All three of these zones are crippled by either low engagement, low accountability, or both. The solution is to focus on the personal and career motivations of your people—which is the context—and hold them accountable for acquiring the skills that produce better business results in their current and future roles. The solution essentially comes when management comes to the realization any digital upskilling effort is bound to fail absent the purely human element of development. Technology can be a wonderful tool, but without true engagement and accountability of people, development is a lost cause.
The Adaptive Zone is characterized by this harmonious system of technology supporting a people-based development process. Content libraries and LMSs are supplemented with regular team and one-on-one check ins, clear expectations, and high visibility to results. Skill development is inherently and specifically linked to the current prioritized needs of the team and the company, along with being in line with the development and career goals of the individual. In the Adaptive Zone, people aren’t aimlessly consuming content just to check boxes for their annual performance review. Instead, they are focusing their energy on key competencies that team and company leaders have identified as being critical for their success in their current and future roles. For example, a Sales Rep shouldn’t be learning about leading a team just for the sake of knowing how to lead a team. He or she should be guided through this learning knowing that it is to prepare them for their next role as a Sales Manager, in which they will be in charge of leading a team. Likewise, the Sales Rep shouldn’t learn about conversion tactics just to say something impressive in the next sales meeting. He or she should be learning conversion tactics that will be implemented, tested, and measured for results.
In the digital (and now remote) age of working, its increasingly easy to lose sight of some of the more human elements of professional development.

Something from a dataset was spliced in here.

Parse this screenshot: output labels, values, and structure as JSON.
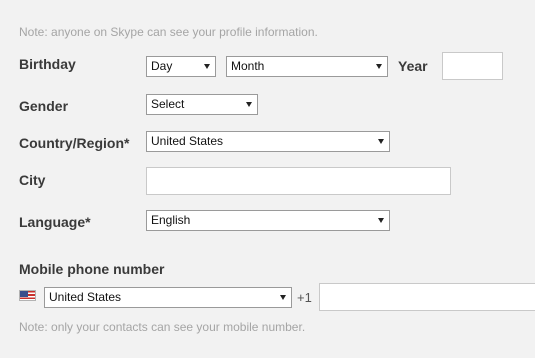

It is all too tempting to assume that with a large enough digital content library, development should be a seamless process. But the reality is that without a regular cadence of discussion, feedback, and leaders’ support, even the best-intentioned development initiatives have only a slight chance of creating real behavior change.